From: greggirwin:mindspring at: 7-Jan-2002 12:52

Hi Patrick, << I have the feeling that object orientation could be the way to produce more elegant program, even with Rebol. After reading a couple of books, I feel very frustrated. The subliminal message is OOP can do that, OOP is elegant, you save time with OOP, etc. >> Yes and no (IMHO). OOP isn't magic, and is not a silver bullet. It can be misused and abused just like anything else. I've written a reasonable amount of OO code but there is only one criteria, of the big three, which I find indispensible. I can live without inheritance and polymorphism, but encapsulation is terrifically important I think. My favorite OO book is 'Object Oriented Software Construction' by Bertrand Meyer. I'm a big believer in Design by Contract (assertions) because it makes you *think* about what's valid, what isn't, and what you are going to do when the rules are broken. I've only been working with REBOL for about 6 months but my style, and thinking, are totally different than if I were working in VB (my previous choice of language). In VB, I know I can produce moderately sized systems reliably, and I spent a lot of time building up a "toolbox" that makes me very productive. I'm a tool builder (by nature I suppose). I enjoy writing tools that make my life easier, and VB is great for that. I don't like huge, monolithic, systems. Most projects I've architected rely on a small number of core libraries and are composed of small applications that work together to form a complete system. I can see using REBOL in the same way, but I also need to find my "REBOL voice" (i.e. style and work habit), and re-build my toolbox. I like to think I'm very pragmatic. I usually target a simple, low tech, approach whenever possible. I use OO design and construction when I feel it's appropriate. The key is to use 'as much process as necessary'. If you're working on a multi-million line project with hundreds of developers, a very formal methodology may be suitable. If someone says "I need this file conversion utility by tomorrow" you can probably design and construct it in a relatively informal manner.
>From the function level, to the module/library level, to the application
level, I like to build small pieces that I can define, construct, and test independently. If they have well defined interfaces and behave as expected, it is my experience that integration is greatly facilitated. Those interfaces may be COM calls, messages sent via sockets, command lines, or any number of things. This approach provides me with the encapsulation that I find so helpful and I can do it without using OOP, technically. IME, OO may help you manage complexity but it also adds complexity.
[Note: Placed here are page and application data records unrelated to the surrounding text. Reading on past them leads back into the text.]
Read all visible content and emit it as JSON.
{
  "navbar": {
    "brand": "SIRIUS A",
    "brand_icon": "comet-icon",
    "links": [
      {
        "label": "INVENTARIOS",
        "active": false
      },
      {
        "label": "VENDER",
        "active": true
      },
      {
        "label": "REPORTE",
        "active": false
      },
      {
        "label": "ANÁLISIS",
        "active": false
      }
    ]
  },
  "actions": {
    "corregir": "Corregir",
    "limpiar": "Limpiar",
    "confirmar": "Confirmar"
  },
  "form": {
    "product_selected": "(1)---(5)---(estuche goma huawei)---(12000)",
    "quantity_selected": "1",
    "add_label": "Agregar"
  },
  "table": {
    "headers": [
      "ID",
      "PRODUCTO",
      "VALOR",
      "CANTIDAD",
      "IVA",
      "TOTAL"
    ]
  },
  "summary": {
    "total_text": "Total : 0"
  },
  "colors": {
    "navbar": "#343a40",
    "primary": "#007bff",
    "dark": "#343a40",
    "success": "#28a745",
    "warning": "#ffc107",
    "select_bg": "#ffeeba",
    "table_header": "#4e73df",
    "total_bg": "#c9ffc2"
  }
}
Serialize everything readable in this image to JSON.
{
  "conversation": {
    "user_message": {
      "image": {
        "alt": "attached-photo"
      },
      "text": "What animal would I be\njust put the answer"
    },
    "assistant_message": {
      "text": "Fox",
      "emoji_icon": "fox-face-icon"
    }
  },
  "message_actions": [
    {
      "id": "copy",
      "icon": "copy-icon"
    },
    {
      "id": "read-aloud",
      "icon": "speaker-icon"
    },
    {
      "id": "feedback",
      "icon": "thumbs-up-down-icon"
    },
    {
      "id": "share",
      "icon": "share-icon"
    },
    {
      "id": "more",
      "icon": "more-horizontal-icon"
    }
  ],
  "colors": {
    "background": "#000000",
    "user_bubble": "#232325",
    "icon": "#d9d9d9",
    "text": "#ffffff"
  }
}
The goal of using inheritance and polymorphism to reduce and reuse code often leads to writing more code to support those goals and, again, adds more complexity. Just some thoughts. Hope they're helpful. --Gregg